# Completely lost on Reggie's Linear Regression

Good day everyone,

I have made it to the Reggie’s Linear Regression project in Learn Python 3. I have been doing well and thought I knew the information they were giving me, but I just cannot do this project without looking at the solution. I literally started the entire course over. Reviewed everything and came back and it still doesn’t make sense to me. It’s frustrating, because I thought I was doing so well. I have even been doing some side projects with Tech with Tim and others.

That being said, my question is: Has anyone else had this problem? What am I missing? Do any of you have any suggestion why I would I be having so much trouble here? I just don’t get it :(. I am not going to give up, but I need to understand something that I am not and I don’t know how to get to where I can.

Finally, should I just move on and keep going and come back to this later? Or is that a bad idea?

I found this. It seems I am not the only one who thinks this was too early ha ha. I am going to skip and move on. I am sorry I used search I promise. I searched outside of the forum and found it like that. Posting this in case anyone else has the same issue.

Yea, you can come back and do it after doing some other stuff in the course.

Some of the concepts are a little unexpected for people who haven’t seen that kind of math stuff in the past.

mathematical modeling
( in this case, using a linear function as a model )
y = mx + b    equation of a line
f(x) = mx + b
where m is slope, and b is the y-intercept
x is for the input [which is ball size in cm]
and for the stuff above, y or f(x) is the predicted output (for that value of x) [meaning the predicted bounce height in m for a ball of a given size]

And error is the difference between the actual y values (bounce heights) and what’s predicted for y using the linear function. [We can find the predicted y-value (bounce height) for each data point (meaning each pair of ball size and bounce height recorded as (x,y) ].
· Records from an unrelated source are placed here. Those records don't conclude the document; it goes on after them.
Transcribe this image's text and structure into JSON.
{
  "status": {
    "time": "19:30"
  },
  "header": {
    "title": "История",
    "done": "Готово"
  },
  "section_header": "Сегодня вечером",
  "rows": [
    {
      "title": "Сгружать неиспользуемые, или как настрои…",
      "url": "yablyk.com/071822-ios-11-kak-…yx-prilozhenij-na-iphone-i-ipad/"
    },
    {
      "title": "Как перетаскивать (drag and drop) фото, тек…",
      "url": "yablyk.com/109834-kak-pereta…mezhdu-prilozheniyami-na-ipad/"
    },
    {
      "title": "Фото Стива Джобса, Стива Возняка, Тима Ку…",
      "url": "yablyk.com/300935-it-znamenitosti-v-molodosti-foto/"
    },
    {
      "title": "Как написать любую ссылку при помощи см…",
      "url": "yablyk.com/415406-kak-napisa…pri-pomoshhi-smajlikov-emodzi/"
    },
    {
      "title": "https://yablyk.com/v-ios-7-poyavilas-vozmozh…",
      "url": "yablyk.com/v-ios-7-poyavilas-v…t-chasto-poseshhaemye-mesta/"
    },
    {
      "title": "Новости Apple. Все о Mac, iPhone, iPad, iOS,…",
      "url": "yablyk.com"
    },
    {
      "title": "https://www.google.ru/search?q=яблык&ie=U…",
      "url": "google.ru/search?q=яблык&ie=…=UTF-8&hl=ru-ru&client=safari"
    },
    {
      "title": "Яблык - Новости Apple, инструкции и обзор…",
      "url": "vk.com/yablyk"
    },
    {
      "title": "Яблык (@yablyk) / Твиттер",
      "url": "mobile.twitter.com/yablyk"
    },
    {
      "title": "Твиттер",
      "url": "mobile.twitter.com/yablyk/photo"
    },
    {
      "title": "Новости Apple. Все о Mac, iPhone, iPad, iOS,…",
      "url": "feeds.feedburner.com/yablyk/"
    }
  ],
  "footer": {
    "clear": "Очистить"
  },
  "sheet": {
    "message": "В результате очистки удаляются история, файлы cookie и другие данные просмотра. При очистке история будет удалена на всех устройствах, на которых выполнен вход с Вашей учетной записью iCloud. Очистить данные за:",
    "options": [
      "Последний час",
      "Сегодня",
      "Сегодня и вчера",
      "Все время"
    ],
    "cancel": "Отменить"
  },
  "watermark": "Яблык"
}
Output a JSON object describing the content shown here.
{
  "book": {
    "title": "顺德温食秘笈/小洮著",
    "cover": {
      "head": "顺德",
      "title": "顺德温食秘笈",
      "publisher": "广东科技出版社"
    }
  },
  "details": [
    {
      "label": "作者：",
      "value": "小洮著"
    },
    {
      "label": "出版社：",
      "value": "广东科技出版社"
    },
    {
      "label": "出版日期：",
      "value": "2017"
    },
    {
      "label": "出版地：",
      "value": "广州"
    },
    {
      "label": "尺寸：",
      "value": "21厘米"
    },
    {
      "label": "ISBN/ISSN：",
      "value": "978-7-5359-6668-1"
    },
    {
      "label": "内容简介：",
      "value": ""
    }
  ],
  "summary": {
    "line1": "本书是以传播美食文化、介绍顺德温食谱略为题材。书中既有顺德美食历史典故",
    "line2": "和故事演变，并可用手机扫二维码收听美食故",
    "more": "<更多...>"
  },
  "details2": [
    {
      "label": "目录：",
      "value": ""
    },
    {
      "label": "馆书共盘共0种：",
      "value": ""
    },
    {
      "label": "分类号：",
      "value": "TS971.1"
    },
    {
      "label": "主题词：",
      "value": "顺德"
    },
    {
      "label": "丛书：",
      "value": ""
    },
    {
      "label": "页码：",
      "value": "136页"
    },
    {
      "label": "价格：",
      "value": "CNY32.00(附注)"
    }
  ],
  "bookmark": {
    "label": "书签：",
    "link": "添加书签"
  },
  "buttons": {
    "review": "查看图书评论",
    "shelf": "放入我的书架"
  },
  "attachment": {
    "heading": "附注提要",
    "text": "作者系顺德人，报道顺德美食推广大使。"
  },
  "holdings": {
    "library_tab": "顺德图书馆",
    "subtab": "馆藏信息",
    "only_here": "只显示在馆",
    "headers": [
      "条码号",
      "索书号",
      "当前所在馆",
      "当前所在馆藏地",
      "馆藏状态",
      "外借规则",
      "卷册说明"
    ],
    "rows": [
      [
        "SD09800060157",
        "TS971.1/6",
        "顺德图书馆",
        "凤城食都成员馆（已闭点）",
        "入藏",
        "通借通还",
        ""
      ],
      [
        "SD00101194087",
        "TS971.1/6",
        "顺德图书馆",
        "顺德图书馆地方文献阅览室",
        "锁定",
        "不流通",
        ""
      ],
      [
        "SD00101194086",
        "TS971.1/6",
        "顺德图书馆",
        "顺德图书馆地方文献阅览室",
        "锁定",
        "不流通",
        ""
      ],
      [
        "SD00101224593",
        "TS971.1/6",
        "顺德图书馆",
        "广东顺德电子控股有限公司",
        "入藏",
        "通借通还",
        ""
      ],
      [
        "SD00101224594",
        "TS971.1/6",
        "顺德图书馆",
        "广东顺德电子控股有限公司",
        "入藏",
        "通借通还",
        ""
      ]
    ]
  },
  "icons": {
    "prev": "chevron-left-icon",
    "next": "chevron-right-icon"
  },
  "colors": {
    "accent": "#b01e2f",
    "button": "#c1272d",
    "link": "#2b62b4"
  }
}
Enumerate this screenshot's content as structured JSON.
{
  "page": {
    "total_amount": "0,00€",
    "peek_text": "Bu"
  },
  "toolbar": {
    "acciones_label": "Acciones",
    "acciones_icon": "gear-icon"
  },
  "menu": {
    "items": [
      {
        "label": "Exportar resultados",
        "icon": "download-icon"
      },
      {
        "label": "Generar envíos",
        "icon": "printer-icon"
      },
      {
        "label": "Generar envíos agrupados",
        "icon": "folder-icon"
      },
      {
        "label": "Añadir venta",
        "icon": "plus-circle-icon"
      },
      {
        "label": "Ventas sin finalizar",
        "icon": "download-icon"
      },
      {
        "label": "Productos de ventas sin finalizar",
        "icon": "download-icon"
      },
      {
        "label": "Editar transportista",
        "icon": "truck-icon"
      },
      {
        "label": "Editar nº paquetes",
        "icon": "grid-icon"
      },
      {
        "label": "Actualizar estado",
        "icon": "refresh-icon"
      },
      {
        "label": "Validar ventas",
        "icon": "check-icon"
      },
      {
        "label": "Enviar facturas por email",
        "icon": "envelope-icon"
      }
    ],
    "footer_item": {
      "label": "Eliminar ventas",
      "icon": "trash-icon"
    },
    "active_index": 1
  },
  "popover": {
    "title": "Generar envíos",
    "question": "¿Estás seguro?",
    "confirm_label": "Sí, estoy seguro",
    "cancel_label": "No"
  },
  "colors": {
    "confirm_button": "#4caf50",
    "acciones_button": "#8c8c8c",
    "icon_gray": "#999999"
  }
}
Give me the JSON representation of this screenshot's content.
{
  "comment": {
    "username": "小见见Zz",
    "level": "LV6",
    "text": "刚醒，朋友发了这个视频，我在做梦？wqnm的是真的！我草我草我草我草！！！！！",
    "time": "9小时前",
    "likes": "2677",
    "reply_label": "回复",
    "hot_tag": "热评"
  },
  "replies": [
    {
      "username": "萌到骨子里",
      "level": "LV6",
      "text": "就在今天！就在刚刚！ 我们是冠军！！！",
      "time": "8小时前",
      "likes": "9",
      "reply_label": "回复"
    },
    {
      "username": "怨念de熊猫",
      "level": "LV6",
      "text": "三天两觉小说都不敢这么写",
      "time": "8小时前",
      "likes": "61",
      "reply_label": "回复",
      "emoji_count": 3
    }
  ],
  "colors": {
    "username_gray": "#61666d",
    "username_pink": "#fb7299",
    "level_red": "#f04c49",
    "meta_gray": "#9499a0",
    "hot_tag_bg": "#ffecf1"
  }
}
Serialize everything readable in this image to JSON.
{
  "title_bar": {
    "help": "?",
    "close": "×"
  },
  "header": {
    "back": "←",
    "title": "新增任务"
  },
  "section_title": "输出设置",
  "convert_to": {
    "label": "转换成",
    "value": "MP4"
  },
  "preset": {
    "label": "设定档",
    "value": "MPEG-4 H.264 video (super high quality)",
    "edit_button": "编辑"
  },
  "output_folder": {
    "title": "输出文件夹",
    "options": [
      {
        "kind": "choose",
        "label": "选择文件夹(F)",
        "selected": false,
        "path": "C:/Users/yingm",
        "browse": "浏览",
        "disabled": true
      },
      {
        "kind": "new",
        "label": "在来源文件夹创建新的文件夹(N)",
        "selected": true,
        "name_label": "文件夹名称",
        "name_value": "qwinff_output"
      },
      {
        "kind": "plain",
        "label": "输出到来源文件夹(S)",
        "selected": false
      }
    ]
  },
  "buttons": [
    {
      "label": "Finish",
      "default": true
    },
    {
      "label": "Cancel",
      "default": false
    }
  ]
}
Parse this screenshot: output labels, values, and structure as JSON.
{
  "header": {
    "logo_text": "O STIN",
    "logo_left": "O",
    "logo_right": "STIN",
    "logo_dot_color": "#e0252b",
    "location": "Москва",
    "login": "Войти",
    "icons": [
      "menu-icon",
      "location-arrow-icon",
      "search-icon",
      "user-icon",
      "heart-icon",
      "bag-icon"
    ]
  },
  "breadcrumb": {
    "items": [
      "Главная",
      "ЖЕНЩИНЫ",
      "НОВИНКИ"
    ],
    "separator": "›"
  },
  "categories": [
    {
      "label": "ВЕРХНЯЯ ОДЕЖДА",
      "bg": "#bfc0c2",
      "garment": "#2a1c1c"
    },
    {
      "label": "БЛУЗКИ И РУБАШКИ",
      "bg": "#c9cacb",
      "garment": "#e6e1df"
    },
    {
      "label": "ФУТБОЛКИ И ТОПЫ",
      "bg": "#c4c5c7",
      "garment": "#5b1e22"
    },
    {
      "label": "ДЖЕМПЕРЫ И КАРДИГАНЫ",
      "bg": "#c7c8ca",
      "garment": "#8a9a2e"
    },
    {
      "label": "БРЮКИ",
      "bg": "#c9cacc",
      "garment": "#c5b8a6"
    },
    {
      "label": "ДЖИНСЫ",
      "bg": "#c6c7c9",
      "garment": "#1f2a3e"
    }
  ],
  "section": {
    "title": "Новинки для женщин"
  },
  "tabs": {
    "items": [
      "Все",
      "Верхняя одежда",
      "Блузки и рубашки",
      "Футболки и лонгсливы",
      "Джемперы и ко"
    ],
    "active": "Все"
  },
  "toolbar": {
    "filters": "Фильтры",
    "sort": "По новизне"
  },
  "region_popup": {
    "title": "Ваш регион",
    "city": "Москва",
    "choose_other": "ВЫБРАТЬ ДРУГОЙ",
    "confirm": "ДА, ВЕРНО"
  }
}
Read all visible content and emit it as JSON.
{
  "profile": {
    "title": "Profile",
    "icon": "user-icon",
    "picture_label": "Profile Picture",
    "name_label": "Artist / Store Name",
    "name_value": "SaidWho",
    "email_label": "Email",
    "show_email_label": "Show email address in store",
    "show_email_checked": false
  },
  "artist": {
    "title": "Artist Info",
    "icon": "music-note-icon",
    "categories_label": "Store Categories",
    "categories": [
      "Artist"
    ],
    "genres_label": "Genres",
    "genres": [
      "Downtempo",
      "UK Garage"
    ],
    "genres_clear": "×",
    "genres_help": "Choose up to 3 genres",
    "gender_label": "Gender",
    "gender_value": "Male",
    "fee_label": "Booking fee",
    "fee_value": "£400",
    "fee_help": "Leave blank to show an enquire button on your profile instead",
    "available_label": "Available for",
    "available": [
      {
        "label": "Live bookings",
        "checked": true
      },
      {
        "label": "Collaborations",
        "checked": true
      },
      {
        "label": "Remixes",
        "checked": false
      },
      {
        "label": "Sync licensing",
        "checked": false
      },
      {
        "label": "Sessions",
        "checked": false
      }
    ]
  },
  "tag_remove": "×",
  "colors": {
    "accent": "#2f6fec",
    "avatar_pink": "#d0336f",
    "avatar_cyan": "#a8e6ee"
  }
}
another detail

This kind of error is called a residual in Statistics.

I think some pictures or diagrams in the project would have been helpful.